Items from a dataset:

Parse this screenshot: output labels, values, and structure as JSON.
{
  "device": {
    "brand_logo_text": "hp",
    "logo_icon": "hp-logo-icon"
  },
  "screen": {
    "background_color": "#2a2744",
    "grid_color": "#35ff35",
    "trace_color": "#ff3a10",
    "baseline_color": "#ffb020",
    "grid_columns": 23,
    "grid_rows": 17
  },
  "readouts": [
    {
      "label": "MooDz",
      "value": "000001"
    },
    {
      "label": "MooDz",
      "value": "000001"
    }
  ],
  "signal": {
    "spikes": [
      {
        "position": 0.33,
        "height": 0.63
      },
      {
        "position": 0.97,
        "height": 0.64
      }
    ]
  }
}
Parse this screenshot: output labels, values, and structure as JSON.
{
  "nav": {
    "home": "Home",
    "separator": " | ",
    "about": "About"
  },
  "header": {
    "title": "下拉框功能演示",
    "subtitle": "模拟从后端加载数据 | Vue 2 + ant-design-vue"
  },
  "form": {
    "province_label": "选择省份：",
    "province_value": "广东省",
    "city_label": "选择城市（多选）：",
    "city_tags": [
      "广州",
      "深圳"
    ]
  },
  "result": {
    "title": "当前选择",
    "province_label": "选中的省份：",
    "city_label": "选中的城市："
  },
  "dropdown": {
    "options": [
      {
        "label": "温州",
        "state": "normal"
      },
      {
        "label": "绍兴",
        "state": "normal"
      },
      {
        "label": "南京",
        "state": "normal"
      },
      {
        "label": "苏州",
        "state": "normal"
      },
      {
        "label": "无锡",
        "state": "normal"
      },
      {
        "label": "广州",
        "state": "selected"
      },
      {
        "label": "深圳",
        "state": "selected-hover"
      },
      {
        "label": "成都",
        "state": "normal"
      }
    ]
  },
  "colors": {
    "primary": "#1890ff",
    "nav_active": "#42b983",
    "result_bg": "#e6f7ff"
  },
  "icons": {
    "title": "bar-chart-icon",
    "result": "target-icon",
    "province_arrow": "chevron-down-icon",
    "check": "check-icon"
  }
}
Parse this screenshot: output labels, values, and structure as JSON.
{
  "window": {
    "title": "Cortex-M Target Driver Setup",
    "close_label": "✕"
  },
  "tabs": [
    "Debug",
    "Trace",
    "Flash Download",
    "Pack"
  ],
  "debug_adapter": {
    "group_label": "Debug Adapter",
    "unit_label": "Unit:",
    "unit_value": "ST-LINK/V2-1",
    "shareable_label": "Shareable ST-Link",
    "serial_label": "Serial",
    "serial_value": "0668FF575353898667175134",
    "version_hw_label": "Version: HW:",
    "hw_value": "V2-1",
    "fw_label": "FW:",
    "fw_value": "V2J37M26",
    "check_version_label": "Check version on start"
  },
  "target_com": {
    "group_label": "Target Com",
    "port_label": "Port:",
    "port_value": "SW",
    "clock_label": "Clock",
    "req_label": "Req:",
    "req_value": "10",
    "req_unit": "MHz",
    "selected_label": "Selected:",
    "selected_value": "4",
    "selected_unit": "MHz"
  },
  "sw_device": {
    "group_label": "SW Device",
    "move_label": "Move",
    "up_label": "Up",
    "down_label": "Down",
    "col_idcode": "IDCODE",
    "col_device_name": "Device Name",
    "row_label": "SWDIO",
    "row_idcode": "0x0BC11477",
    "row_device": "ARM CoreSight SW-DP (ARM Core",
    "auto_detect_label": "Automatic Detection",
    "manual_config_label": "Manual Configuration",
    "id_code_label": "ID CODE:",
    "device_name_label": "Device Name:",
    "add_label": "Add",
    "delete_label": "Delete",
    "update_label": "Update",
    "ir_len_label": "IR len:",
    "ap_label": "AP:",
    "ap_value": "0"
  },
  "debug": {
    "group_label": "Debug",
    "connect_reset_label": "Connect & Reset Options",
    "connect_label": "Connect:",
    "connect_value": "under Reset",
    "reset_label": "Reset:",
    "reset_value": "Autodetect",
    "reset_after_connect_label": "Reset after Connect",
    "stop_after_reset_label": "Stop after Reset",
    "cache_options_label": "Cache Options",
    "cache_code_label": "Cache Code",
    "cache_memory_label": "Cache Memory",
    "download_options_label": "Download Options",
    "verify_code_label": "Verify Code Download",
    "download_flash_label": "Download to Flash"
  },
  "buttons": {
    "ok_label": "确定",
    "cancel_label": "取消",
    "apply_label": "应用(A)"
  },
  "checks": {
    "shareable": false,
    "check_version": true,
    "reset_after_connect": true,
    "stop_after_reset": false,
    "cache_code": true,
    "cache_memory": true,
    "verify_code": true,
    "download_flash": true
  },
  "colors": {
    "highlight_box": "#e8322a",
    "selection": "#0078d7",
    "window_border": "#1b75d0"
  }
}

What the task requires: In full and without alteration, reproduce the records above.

Result of this exercise:
Parse this screenshot: output labels, values, and structure as JSON.
{
  "device": {
    "brand_logo_text": "hp",
    "logo_icon": "hp-logo-icon"
  },
  "screen": {
    "background_color": "#2a2744",
    "grid_color": "#35ff35",
    "trace_color": "#ff3a10",
    "baseline_color": "#ffb020",
    "grid_columns": 23,
    "grid_rows": 17
  },
  "readouts": [
    {
      "label": "MooDz",
      "value": "000001"
    },
    {
      "label": "MooDz",
      "value": "000001"
    }
  ],
  "signal": {
    "spikes": [
      {
        "position": 0.33,
        "height": 0.63
      },
      {
        "position": 0.97,
        "height": 0.64
      }
    ]
  }
}
Parse this screenshot: output labels, values, and structure as JSON.
{
  "nav": {
    "home": "Home",
    "separator": " | ",
    "about": "About"
  },
  "header": {
    "title": "下拉框功能演示",
    "subtitle": "模拟从后端加载数据 | Vue 2 + ant-design-vue"
  },
  "form": {
    "province_label": "选择省份：",
    "province_value": "广东省",
    "city_label": "选择城市（多选）：",
    "city_tags": [
      "广州",
      "深圳"
    ]
  },
  "result": {
    "title": "当前选择",
    "province_label": "选中的省份：",
    "city_label": "选中的城市："
  },
  "dropdown": {
    "options": [
      {
        "label": "温州",
        "state": "normal"
      },
      {
        "label": "绍兴",
        "state": "normal"
      },
      {
        "label": "南京",
        "state": "normal"
      },
      {
        "label": "苏州",
        "state": "normal"
      },
      {
        "label": "无锡",
        "state": "normal"
      },
      {
        "label": "广州",
        "state": "selected"
      },
      {
        "label": "深圳",
        "state": "selected-hover"
      },
      {
        "label": "成都",
        "state": "normal"
      }
    ]
  },
  "colors": {
    "primary": "#1890ff",
    "nav_active": "#42b983",
    "result_bg": "#e6f7ff"
  },
  "icons": {
    "title": "bar-chart-icon",
    "result": "target-icon",
    "province_arrow": "chevron-down-icon",
    "check": "check-icon"
  }
}
Parse this screenshot: output labels, values, and structure as JSON.
{
  "window": {
    "title": "Cortex-M Target Driver Setup",
    "close_label": "✕"
  },
  "tabs": [
    "Debug",
    "Trace",
    "Flash Download",
    "Pack"
  ],
  "debug_adapter": {
    "group_label": "Debug Adapter",
    "unit_label": "Unit:",
    "unit_value": "ST-LINK/V2-1",
    "shareable_label": "Shareable ST-Link",
    "serial_label": "Serial",
    "serial_value": "0668FF575353898667175134",
    "version_hw_label": "Version: HW:",
    "hw_value": "V2-1",
    "fw_label": "FW:",
    "fw_value": "V2J37M26",
    "check_version_label": "Check version on start"
  },
  "target_com": {
    "group_label": "Target Com",
    "port_label": "Port:",
    "port_value": "SW",
    "clock_label": "Clock",
    "req_label": "Req:",
    "req_value": "10",
    "req_unit": "MHz",
    "selected_label": "Selected:",
    "selected_value": "4",
    "selected_unit": "MHz"
  },
  "sw_device": {
    "group_label": "SW Device",
    "move_label": "Move",
    "up_label": "Up",
    "down_label": "Down",
    "col_idcode": "IDCODE",
    "col_device_name": "Device Name",
    "row_label": "SWDIO",
    "row_idcode": "0x0BC11477",
    "row_device": "ARM CoreSight SW-DP (ARM Core",
    "auto_detect_label": "Automatic Detection",
    "manual_config_label": "Manual Configuration",
    "id_code_label": "ID CODE:",
    "device_name_label": "Device Name:",
    "add_label": "Add",
    "delete_label": "Delete",
    "update_label": "Update",
    "ir_len_label": "IR len:",
    "ap_label": "AP:",
    "ap_value": "0"
  },
  "debug": {
    "group_label": "Debug",
    "connect_reset_label": "Connect & Reset Options",
    "connect_label": "Connect:",
    "connect_value": "under Reset",
    "reset_label": "Reset:",
    "reset_value": "Autodetect",
    "reset_after_connect_label": "Reset after Connect",
    "stop_after_reset_label": "Stop after Reset",
    "cache_options_label": "Cache Options",
    "cache_code_label": "Cache Code",
    "cache_memory_label": "Cache Memory",
    "download_options_label": "Download Options",
    "verify_code_label": "Verify Code Download",
    "download_flash_label": "Download to Flash"
  },
  "buttons": {
    "ok_label": "确定",
    "cancel_label": "取消",
    "apply_label": "应用(A)"
  },
  "checks": {
    "shareable": false,
    "check_version": true,
    "reset_after_connect": true,
    "stop_after_reset": false,
    "cache_code": true,
    "cache_memory": true,
    "verify_code": true,
    "download_flash": true
  },
  "colors": {
    "highlight_box": "#e8322a",
    "selection": "#0078d7",
    "window_border": "#1b75d0"
  }
}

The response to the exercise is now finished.